And we don’t really need to be told twice that phones and tablets in the bedroom aren’t a great idea. Superfood UK nutritionist Shona Wilkinson explains, “Two hours before your proposed bedtime turn off all electrical gadgets such as computers, notebooks and phones as these emit a blue light which confuses the brain and reduces the release of melatonin, the chemical which induces sleepiness.” Go retro and find yourself a decent book (ie not your child’s reader from school or the Argos catalogue…)

Finally, a little lavender can go a long way when it comes to the transition into slumber. Angela Flanders’ pillow spray has calming chamomile too, to ease the day’s stresses (and doubles up as a daytime perfume, if you feel like your waking hours need some additional ‘inner calm’ too…)

Dr Sally Norton’s guide to Nut Butters…

Comment by Dr Sally Norton, NHS weight loss consultant surgeon.  UK health expert.  Founder of www.vavistalife.com 

Not that long ago, the only choice when it came to nut butters was smooth or crunchy peanut butter. Now the preserves shelves in health food shops are offering a choice of almond, cashew and brazil alternatives – but what are the health benefits?

While nuts may contain a seemingly high amount of calories and fat – they can play a role (in the right portions!)  in a well-balanced, healthy diet.
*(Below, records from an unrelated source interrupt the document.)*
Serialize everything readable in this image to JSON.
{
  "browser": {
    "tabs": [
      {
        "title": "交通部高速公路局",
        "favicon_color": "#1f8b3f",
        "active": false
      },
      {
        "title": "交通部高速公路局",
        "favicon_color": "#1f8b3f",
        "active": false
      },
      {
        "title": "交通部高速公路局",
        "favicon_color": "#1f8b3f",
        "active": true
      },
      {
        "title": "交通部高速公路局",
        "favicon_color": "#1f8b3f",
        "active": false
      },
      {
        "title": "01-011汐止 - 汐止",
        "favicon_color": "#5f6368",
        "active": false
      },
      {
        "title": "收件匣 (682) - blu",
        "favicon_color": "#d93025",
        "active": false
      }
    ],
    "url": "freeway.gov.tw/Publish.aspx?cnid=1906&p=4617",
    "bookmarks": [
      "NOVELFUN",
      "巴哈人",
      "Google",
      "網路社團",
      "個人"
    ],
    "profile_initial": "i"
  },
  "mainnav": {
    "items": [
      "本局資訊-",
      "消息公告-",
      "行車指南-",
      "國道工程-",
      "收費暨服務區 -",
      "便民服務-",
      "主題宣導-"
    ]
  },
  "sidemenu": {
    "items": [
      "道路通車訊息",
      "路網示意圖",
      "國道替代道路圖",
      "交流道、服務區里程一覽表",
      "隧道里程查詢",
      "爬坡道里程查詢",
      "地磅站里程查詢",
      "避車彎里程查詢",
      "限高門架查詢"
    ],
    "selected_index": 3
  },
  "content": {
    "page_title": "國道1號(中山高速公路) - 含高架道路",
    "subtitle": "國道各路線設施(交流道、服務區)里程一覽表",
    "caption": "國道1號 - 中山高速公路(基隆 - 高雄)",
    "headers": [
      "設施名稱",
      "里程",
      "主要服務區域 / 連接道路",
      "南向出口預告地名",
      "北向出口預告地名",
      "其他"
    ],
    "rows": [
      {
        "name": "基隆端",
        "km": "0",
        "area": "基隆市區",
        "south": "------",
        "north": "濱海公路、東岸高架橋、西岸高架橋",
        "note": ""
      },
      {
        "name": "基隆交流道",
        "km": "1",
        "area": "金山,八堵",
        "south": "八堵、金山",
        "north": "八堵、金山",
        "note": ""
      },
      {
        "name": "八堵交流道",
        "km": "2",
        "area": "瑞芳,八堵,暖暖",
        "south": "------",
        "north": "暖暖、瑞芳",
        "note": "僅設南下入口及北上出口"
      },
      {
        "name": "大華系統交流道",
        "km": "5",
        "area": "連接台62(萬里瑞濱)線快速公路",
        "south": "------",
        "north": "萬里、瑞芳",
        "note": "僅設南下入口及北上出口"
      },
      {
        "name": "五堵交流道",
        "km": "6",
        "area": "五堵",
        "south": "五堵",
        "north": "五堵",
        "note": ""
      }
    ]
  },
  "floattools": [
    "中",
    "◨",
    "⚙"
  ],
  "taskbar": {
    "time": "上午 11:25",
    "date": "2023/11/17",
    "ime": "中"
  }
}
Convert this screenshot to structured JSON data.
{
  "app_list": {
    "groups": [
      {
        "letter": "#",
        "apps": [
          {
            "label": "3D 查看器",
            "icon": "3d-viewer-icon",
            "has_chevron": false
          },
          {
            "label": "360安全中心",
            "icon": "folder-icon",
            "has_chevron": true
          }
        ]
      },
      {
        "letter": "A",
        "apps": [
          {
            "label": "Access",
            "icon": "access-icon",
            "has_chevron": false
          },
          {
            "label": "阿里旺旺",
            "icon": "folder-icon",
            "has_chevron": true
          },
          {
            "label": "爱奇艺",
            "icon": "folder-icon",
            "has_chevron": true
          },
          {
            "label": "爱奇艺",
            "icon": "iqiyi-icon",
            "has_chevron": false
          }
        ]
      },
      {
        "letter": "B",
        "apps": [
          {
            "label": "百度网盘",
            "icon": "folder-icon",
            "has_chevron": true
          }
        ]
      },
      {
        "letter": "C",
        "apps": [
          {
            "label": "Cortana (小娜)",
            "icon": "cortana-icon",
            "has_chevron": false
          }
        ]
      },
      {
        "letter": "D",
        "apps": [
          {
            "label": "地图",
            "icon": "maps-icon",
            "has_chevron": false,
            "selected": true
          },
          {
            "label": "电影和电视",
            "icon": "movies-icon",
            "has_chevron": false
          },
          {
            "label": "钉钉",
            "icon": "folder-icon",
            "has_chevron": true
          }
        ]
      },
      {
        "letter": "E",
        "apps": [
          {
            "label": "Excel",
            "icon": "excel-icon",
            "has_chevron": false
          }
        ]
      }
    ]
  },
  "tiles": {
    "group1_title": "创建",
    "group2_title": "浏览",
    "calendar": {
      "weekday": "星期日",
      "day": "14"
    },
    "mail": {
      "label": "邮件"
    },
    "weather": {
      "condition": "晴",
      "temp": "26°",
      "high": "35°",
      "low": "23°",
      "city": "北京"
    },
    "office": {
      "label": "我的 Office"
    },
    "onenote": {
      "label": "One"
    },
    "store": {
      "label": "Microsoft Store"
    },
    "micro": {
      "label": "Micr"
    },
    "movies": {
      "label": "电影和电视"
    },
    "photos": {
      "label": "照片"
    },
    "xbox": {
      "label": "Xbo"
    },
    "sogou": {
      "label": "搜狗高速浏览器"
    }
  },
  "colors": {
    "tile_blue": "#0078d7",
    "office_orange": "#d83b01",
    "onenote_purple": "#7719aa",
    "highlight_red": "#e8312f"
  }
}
Most of the fat in nuts is the healthy unsaturated type, plus they are a fabulously well-rounded source of protein, vitamins  E and B group, minerals including copper, zinc and magnesium and fibre. They are a great on-the-go snack with a low glycaemic index to help you feel fuller for longer and help suppress appetite. You can easily make your own, just by blitzing nuts (pre-roast for a few minutes if you like) in a food processor until the natural oils are released to form a buttery texture. But if you go for shop-bought, check the label to find one that has no hidden nasties like sugar or palm oil.

Here’s our breakdown of the pros and cons of the nut butter aisle:

Peanut (not a true nut, but a legume, we have included it here as it is conventionally grouped with other tree nuts to consumers):

Pros: A good source of protein; highest folic acid content (useful during pregnancy) as well as being high in healthy monounsaturated fats and vitamin E.

Cons: Some brands have a little added sugar but these days many have none added.

Cashew:

Pros: Highest in zinc, copper and iron – naturally sweeter than many other nut butters.

Cons: Less protein than other nuts.

Almonds:
Pros: One of the lowest in calories and the highest in protein, fibre and calcium.

Cons: Relatively few, although some brands can have a bitter aftertaste.

Brazil:

Pros: Good for men, as 1-2 nuts nut delivers your recommended daily intake of the mineral selenium, which may help protect against prostate cancer and heart disease.

Cons: The most expensive option when it comes to nut butters.

 Walnut:

Pros: One of the few vegetarian sources of the omega-3 fatty acid, ALA  some of which can be converted to long chain omega 3 known to be involved in heart health.

Cons: Bitter aftertaste, slightly lower protein and slightly higher in fat than some other nut butters.

Hazelnut:

Pros: One of the lowest percentages of saturated fat (along with pine nuts and almonds); highest proanthocyanidins (PACs) content of all nut butters. The antioxidant capabilities of PACs are likely to be 20 times more potent than vitamin C and 50 times more potent than Vitamin E.

Cons: Often found to be coupled with chocolate spreads so read the label carefully!

TIP: Most nut butters characteristically separate when stored, this doesn’t affect their nutritional value, simply stir to combine before eating.